Input material:
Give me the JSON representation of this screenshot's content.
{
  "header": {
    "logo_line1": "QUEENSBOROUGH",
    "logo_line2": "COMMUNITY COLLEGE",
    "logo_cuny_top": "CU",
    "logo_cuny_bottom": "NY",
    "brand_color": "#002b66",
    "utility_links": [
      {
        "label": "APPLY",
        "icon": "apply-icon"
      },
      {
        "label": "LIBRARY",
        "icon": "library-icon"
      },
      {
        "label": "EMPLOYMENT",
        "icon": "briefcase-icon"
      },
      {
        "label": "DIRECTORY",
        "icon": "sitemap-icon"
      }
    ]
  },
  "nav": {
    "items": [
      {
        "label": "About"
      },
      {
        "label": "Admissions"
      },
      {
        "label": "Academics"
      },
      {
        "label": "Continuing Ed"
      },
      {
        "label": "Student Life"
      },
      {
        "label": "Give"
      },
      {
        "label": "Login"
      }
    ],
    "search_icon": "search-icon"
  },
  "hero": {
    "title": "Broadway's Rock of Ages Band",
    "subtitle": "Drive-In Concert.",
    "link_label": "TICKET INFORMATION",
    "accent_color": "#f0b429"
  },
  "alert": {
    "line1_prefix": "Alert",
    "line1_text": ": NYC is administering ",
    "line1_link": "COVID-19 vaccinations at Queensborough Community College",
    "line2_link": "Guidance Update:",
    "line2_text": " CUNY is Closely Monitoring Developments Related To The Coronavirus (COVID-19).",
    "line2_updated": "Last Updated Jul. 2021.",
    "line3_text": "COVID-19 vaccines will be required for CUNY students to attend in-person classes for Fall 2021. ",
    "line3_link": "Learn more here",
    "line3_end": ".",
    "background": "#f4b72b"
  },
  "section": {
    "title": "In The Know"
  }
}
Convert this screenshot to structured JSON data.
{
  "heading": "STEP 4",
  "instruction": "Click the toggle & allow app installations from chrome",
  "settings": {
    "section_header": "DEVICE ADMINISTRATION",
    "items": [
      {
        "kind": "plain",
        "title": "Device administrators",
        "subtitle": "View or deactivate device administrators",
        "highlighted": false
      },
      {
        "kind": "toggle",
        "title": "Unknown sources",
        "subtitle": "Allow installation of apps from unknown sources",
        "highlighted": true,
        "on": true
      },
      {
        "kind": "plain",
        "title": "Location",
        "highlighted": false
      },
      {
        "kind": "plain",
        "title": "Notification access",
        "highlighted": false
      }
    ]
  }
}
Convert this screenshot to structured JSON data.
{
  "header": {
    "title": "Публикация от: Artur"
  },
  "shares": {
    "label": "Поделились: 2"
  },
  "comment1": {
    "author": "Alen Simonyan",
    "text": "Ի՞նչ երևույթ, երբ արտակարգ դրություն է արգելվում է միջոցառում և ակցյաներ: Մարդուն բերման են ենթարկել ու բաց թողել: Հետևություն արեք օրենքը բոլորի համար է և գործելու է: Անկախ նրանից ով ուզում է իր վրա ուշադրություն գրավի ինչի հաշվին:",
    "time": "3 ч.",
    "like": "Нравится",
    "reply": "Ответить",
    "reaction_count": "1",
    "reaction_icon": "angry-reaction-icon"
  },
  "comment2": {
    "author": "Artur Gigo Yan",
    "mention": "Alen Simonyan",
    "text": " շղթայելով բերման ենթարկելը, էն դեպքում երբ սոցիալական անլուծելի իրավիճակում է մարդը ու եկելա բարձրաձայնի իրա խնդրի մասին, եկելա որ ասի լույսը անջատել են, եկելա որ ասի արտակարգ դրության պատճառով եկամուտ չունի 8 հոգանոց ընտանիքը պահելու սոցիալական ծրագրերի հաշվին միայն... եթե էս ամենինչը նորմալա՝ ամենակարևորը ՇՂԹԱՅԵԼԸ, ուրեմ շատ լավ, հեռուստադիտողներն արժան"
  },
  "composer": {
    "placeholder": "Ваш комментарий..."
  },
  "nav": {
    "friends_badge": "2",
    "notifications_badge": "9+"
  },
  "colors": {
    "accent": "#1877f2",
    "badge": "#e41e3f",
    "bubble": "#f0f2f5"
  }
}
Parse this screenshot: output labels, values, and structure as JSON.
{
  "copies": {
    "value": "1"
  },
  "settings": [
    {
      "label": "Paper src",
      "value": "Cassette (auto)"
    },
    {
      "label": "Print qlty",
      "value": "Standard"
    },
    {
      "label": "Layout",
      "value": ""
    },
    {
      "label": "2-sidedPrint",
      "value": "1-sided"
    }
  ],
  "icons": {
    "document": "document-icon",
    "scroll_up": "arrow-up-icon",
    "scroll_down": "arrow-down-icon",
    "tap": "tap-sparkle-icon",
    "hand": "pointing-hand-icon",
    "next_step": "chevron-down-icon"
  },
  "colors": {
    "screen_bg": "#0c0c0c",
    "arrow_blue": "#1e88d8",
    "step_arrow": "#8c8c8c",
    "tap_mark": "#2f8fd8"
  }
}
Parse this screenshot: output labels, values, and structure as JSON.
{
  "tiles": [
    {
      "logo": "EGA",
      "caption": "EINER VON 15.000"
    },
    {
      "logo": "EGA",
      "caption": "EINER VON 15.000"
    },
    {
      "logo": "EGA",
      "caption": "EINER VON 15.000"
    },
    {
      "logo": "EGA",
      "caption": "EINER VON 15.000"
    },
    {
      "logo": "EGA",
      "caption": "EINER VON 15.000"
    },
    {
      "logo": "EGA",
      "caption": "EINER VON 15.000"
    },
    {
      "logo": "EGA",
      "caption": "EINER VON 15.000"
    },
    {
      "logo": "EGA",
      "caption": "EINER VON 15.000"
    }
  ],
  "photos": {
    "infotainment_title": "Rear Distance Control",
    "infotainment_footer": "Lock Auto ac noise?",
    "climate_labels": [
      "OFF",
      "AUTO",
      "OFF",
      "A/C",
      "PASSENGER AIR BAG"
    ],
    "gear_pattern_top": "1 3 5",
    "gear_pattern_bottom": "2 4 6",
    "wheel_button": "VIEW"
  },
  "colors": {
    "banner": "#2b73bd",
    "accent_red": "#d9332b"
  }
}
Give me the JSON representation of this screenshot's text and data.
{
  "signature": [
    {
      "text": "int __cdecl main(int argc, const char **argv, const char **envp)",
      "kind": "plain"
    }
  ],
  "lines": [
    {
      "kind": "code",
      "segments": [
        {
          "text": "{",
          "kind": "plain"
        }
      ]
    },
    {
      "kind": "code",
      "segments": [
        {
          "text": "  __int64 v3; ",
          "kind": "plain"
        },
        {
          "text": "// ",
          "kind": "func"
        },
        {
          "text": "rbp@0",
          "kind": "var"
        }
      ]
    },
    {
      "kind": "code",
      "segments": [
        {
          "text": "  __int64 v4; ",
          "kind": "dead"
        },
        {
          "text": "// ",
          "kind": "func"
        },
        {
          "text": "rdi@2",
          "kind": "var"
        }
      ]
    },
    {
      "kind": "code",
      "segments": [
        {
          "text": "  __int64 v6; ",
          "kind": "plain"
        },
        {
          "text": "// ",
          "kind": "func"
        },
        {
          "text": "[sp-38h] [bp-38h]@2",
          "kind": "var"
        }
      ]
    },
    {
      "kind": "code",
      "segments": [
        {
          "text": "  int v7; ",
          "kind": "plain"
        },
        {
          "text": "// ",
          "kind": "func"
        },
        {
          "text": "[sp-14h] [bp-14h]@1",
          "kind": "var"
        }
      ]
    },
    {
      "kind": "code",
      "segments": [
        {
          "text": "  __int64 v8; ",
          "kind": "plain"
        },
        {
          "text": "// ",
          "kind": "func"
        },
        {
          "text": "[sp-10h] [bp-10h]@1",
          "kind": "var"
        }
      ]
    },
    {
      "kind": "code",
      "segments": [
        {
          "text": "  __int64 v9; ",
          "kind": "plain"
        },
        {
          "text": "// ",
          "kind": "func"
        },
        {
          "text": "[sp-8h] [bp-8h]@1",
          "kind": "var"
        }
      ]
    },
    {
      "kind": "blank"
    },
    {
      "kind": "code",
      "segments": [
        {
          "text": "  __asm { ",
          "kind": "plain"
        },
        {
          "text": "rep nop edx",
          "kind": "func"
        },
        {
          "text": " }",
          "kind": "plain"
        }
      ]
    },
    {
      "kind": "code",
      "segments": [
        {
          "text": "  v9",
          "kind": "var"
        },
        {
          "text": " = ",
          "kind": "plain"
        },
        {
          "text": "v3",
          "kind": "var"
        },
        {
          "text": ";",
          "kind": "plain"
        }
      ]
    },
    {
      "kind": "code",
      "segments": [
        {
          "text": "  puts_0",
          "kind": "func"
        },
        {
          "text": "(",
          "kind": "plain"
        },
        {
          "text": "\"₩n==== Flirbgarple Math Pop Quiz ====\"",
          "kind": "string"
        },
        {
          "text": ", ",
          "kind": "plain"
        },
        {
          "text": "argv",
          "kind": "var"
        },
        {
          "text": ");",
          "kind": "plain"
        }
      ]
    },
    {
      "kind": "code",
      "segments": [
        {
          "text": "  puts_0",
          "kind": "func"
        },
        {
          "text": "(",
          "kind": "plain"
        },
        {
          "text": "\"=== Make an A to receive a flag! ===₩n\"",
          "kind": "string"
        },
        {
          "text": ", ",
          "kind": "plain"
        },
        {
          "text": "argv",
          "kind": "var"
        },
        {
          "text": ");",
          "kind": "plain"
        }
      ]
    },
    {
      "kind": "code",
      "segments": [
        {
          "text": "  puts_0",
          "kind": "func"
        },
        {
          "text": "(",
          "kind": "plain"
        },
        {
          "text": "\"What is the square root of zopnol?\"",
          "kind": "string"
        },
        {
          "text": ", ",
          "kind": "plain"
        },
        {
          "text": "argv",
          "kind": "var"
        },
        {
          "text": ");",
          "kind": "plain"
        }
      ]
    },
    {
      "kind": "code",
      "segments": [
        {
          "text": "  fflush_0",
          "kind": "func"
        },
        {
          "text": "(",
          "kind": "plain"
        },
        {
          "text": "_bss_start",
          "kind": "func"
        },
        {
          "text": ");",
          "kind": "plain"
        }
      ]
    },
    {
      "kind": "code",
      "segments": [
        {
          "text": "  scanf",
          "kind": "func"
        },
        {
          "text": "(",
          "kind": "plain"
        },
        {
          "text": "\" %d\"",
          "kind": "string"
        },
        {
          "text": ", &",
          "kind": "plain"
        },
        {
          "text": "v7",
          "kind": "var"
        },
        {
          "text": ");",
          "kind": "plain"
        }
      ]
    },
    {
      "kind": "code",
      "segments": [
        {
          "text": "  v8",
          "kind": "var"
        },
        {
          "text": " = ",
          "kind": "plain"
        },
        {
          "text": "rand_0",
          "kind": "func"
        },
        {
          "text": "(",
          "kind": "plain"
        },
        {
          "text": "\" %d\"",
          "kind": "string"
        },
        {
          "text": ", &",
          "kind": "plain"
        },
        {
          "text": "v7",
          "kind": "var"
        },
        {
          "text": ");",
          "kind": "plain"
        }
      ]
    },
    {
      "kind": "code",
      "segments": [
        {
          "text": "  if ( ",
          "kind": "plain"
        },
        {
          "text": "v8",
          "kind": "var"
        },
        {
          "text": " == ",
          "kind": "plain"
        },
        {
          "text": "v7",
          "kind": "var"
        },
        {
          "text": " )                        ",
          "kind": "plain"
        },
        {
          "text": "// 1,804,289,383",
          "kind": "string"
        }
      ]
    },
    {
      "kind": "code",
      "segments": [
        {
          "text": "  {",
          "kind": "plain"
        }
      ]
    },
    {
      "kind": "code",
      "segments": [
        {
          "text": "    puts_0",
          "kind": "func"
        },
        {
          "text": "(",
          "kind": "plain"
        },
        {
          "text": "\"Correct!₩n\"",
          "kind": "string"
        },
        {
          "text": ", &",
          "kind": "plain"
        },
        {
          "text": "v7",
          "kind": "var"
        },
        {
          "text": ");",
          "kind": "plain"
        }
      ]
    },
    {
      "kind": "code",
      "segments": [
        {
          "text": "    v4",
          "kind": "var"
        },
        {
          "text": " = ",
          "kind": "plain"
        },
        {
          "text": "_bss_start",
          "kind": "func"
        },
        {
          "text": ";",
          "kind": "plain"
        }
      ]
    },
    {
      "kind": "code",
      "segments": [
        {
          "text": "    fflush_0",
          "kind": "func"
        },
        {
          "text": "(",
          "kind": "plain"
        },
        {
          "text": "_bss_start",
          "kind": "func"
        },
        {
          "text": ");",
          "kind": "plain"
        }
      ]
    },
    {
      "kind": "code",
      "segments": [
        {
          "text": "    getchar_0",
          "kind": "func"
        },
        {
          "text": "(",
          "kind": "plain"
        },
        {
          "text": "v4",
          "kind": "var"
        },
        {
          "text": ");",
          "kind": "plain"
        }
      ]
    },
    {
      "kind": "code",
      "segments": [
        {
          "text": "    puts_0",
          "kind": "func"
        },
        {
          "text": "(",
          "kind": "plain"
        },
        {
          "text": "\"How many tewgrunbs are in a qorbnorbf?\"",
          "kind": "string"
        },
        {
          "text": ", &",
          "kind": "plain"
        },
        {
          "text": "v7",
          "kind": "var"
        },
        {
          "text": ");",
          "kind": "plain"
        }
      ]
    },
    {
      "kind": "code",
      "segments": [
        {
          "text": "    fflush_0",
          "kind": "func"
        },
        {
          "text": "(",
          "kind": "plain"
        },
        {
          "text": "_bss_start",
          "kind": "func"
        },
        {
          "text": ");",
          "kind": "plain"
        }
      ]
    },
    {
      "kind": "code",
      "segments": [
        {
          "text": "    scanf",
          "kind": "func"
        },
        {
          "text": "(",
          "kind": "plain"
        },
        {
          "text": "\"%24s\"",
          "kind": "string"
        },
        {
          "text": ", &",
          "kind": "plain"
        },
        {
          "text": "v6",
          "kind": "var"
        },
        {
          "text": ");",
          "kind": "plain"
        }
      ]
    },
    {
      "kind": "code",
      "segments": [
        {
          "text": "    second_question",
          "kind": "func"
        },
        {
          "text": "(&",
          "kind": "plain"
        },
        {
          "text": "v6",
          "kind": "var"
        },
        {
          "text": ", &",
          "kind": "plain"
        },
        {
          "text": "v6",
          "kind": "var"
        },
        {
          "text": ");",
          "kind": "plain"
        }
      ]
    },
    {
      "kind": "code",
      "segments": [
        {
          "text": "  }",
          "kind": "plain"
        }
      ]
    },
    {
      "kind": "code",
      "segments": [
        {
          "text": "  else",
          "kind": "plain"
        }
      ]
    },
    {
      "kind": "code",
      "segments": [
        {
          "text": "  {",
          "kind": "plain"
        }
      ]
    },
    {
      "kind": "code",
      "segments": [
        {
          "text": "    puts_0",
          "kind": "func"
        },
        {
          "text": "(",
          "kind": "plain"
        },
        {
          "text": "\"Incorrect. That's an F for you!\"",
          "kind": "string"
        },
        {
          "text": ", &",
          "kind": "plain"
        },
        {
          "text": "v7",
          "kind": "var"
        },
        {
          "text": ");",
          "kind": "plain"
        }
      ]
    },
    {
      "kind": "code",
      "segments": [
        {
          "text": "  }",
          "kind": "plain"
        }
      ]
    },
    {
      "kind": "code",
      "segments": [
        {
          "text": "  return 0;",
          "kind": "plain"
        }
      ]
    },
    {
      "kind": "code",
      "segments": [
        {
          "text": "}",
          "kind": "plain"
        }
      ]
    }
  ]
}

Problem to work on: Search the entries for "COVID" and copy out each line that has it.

Response area:
    "line1_link": "COVID-19 vaccinations at Queensborough Community College",
    "line2_text": " CUNY is Closely Monitoring Developments Related To The Coronavirus (COVID-19).",
    "line3_text": "COVID-19 vaccines will be required for CUNY students to attend in-person classes for Fall 2021. ",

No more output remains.